Work task: Leaving out all pictures, return the records word for word.
*** Opening Entries supplied ***
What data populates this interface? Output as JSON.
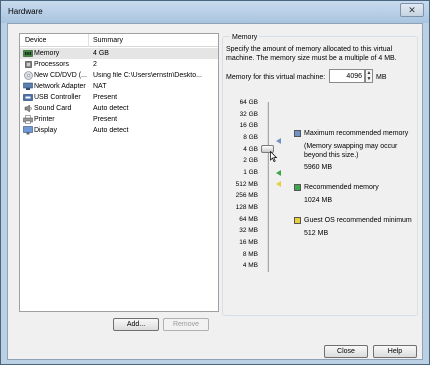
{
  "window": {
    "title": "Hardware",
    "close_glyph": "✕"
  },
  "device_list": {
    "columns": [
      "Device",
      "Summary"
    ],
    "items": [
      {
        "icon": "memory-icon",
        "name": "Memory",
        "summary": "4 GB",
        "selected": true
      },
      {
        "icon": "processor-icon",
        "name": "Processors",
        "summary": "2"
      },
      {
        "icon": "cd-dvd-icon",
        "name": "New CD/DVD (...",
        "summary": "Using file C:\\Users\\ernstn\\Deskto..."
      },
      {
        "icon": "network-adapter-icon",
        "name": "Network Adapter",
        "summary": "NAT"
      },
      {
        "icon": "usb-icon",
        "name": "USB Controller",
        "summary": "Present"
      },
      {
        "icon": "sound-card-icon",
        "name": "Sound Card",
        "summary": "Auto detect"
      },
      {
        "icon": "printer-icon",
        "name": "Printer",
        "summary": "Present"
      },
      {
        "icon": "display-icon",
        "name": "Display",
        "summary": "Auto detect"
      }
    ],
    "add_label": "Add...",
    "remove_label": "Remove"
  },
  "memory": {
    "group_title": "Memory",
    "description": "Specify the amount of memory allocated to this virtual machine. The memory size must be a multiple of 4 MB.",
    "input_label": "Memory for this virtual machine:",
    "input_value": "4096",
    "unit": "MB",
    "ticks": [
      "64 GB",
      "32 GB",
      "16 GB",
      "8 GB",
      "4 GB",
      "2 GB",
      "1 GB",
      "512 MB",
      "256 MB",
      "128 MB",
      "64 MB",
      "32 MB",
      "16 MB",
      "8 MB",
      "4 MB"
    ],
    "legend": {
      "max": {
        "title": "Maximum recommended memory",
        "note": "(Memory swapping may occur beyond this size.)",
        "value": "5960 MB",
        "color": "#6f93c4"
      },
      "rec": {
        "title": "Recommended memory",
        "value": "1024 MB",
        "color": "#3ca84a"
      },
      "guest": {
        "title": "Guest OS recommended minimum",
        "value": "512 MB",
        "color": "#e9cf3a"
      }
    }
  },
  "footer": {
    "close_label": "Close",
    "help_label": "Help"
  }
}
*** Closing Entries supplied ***
Solution to this exercise:
What data populates this interface? Output as JSON.
{
  "window": {
    "title": "Hardware",
    "close_glyph": "✕"
  },
  "device_list": {
    "columns": [
      "Device",
      "Summary"
    ],
    "items": [
      {
        "icon": "memory-icon",
        "name": "Memory",
        "summary": "4 GB",
        "selected": true
      },
      {
        "icon": "processor-icon",
        "name": "Processors",
        "summary": "2"
      },
      {
        "icon": "cd-dvd-icon",
        "name": "New CD/DVD (...",
        "summary": "Using file C:\\Users\\ernstn\\Deskto..."
      },
      {
        "icon": "network-adapter-icon",
        "name": "Network Adapter",
        "summary": "NAT"
      },
      {
        "icon": "usb-icon",
        "name": "USB Controller",
        "summary": "Present"
      },
      {
        "icon": "sound-card-icon",
        "name": "Sound Card",
        "summary": "Auto detect"
      },
      {
        "icon": "printer-icon",
        "name": "Printer",
        "summary": "Present"
      },
      {
        "icon": "display-icon",
        "name": "Display",
        "summary": "Auto detect"
      }
    ],
    "add_label": "Add...",
    "remove_label": "Remove"
  },
  "memory": {
    "group_title": "Memory",
    "description": "Specify the amount of memory allocated to this virtual machine. The memory size must be a multiple of 4 MB.",
    "input_label": "Memory for this virtual machine:",
    "input_value": "4096",
    "unit": "MB",
    "ticks": [
      "64 GB",
      "32 GB",
      "16 GB",
      "8 GB",
      "4 GB",
      "2 GB",
      "1 GB",
      "512 MB",
      "256 MB",
      "128 MB",
      "64 MB",
      "32 MB",
      "16 MB",
      "8 MB",
      "4 MB"
    ],
    "legend": {
      "max": {
        "title": "Maximum recommended memory",
        "note": "(Memory swapping may occur beyond this size.)",
        "value": "5960 MB",
        "color": "#6f93c4"
      },
      "rec": {
        "title": "Recommended memory",
        "value": "1024 MB",
        "color": "#3ca84a"
      },
      "guest": {
        "title": "Guest OS recommended minimum",
        "value": "512 MB",
        "color": "#e9cf3a"
      }
    }
  },
  "footer": {
    "close_label": "Close",
    "help_label": "Help"
  }
}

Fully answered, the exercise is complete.